Check each line of the entries for "true" and report the ones that have it.

THE RECORDS —
● ● ●

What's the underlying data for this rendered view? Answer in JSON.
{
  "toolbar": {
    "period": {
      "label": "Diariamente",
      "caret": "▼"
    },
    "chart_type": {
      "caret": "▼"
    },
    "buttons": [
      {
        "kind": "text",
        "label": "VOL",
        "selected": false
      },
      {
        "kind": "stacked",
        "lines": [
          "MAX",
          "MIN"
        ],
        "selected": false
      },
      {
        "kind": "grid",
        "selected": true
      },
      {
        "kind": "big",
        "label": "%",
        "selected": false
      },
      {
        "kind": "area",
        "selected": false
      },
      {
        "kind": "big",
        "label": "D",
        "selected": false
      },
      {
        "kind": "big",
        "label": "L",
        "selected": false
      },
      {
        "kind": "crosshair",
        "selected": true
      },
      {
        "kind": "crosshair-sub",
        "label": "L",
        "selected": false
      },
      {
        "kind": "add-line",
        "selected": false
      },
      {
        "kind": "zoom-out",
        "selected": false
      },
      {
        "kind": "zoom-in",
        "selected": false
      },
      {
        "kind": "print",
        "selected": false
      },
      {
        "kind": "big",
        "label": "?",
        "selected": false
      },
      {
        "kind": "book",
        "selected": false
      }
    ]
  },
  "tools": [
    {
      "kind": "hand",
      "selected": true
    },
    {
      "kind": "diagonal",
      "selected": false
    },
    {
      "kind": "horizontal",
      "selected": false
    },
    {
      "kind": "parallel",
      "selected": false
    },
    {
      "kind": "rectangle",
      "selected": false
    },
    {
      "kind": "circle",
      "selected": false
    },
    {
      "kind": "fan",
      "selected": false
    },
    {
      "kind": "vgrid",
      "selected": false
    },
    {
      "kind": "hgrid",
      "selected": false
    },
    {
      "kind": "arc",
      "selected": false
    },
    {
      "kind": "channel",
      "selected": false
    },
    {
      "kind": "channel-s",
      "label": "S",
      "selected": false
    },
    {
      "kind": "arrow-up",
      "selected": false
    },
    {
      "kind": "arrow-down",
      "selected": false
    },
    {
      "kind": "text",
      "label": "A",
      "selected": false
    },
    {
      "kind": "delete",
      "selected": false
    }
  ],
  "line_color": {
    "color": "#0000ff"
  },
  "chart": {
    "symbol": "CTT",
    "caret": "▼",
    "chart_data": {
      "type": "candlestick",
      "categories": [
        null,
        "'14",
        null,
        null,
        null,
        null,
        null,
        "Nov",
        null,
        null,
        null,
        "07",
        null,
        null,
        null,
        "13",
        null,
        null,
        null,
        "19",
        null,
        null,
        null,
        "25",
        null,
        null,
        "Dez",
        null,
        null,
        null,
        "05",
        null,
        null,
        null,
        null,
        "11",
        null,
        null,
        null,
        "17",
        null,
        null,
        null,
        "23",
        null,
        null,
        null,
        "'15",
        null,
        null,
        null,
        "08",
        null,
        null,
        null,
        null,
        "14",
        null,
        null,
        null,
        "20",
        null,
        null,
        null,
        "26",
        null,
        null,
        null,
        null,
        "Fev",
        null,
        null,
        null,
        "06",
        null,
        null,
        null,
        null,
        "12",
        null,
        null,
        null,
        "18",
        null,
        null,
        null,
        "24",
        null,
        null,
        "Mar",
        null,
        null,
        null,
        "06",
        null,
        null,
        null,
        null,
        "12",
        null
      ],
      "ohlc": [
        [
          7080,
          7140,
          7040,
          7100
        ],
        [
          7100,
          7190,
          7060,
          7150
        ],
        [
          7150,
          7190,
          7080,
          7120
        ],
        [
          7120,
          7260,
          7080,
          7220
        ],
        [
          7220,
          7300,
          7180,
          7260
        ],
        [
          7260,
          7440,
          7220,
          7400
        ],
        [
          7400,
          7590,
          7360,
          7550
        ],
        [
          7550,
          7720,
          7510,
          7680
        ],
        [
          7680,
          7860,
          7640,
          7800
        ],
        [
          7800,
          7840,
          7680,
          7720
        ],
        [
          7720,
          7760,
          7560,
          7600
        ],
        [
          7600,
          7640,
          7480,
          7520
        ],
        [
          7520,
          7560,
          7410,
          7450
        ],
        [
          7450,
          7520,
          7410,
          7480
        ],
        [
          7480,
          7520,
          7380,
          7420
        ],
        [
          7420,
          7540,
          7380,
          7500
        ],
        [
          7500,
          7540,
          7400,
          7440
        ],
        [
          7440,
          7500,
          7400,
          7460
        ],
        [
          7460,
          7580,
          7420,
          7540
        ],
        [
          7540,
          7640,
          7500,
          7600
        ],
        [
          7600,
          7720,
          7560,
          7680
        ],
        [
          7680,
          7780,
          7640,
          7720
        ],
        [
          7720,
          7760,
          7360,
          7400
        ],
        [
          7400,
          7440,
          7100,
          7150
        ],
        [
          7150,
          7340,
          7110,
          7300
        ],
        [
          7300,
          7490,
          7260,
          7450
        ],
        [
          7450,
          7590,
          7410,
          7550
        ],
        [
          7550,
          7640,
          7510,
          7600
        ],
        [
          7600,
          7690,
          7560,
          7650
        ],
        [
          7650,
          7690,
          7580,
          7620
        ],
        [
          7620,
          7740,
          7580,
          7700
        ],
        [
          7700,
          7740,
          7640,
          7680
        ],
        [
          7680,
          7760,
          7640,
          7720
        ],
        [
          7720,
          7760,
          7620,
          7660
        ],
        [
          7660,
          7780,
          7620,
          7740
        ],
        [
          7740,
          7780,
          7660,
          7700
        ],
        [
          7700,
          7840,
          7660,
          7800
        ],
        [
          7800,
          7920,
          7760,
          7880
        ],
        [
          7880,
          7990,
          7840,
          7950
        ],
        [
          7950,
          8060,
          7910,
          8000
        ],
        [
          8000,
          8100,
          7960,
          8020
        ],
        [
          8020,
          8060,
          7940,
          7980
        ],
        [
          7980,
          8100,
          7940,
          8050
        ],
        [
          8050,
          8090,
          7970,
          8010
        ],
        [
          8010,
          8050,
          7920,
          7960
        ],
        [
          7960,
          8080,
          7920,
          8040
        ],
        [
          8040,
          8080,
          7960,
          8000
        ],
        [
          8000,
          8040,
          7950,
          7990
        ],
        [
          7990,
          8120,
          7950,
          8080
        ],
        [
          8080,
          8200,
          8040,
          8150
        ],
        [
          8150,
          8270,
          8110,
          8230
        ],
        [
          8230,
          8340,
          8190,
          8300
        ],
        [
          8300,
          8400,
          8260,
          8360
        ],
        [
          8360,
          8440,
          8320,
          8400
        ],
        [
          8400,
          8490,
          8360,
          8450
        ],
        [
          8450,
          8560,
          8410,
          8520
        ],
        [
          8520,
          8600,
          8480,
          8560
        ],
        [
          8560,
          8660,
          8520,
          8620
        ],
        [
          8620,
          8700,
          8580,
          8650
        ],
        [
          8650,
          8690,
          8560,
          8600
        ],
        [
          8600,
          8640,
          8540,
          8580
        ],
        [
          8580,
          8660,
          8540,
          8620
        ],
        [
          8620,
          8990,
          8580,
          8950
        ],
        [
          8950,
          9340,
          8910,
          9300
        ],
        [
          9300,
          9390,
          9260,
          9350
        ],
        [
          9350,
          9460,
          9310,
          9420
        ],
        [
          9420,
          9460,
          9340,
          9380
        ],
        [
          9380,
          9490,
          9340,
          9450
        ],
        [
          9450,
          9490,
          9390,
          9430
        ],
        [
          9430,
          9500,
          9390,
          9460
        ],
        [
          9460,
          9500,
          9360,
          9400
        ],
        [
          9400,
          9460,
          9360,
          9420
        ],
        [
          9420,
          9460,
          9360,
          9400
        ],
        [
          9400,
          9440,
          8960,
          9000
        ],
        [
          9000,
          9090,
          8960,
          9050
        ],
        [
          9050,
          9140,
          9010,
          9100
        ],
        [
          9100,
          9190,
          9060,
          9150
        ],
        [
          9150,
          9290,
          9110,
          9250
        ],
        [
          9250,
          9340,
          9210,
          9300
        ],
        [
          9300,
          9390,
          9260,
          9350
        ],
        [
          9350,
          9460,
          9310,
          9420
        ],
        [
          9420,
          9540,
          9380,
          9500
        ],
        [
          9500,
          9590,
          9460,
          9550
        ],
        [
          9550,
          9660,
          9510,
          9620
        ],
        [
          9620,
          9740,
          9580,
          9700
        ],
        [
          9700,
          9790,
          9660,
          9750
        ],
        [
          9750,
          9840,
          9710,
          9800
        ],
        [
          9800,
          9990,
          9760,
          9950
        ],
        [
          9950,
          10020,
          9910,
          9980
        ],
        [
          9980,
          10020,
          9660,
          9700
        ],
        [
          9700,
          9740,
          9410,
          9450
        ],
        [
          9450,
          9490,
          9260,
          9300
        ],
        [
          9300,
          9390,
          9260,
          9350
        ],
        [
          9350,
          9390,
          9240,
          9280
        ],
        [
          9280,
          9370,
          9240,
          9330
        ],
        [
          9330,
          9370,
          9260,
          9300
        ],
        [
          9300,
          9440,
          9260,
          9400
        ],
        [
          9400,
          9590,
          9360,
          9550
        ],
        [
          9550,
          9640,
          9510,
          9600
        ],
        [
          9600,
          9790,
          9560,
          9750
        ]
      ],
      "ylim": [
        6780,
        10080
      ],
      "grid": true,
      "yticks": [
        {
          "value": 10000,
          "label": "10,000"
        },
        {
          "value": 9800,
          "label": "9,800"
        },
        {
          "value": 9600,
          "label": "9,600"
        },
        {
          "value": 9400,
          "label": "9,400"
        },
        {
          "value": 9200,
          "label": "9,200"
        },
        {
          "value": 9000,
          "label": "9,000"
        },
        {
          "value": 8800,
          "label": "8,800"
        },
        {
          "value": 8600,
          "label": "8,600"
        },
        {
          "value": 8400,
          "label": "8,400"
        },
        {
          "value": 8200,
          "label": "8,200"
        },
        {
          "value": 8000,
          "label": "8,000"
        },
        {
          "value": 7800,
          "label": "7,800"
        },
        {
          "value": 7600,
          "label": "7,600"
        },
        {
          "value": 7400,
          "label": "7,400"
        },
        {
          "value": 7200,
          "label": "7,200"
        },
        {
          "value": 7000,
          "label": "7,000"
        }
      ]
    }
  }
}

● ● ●

COMPLETED TASK —
        "selected": true
        "selected": true
      "selected": true
      "grid": true,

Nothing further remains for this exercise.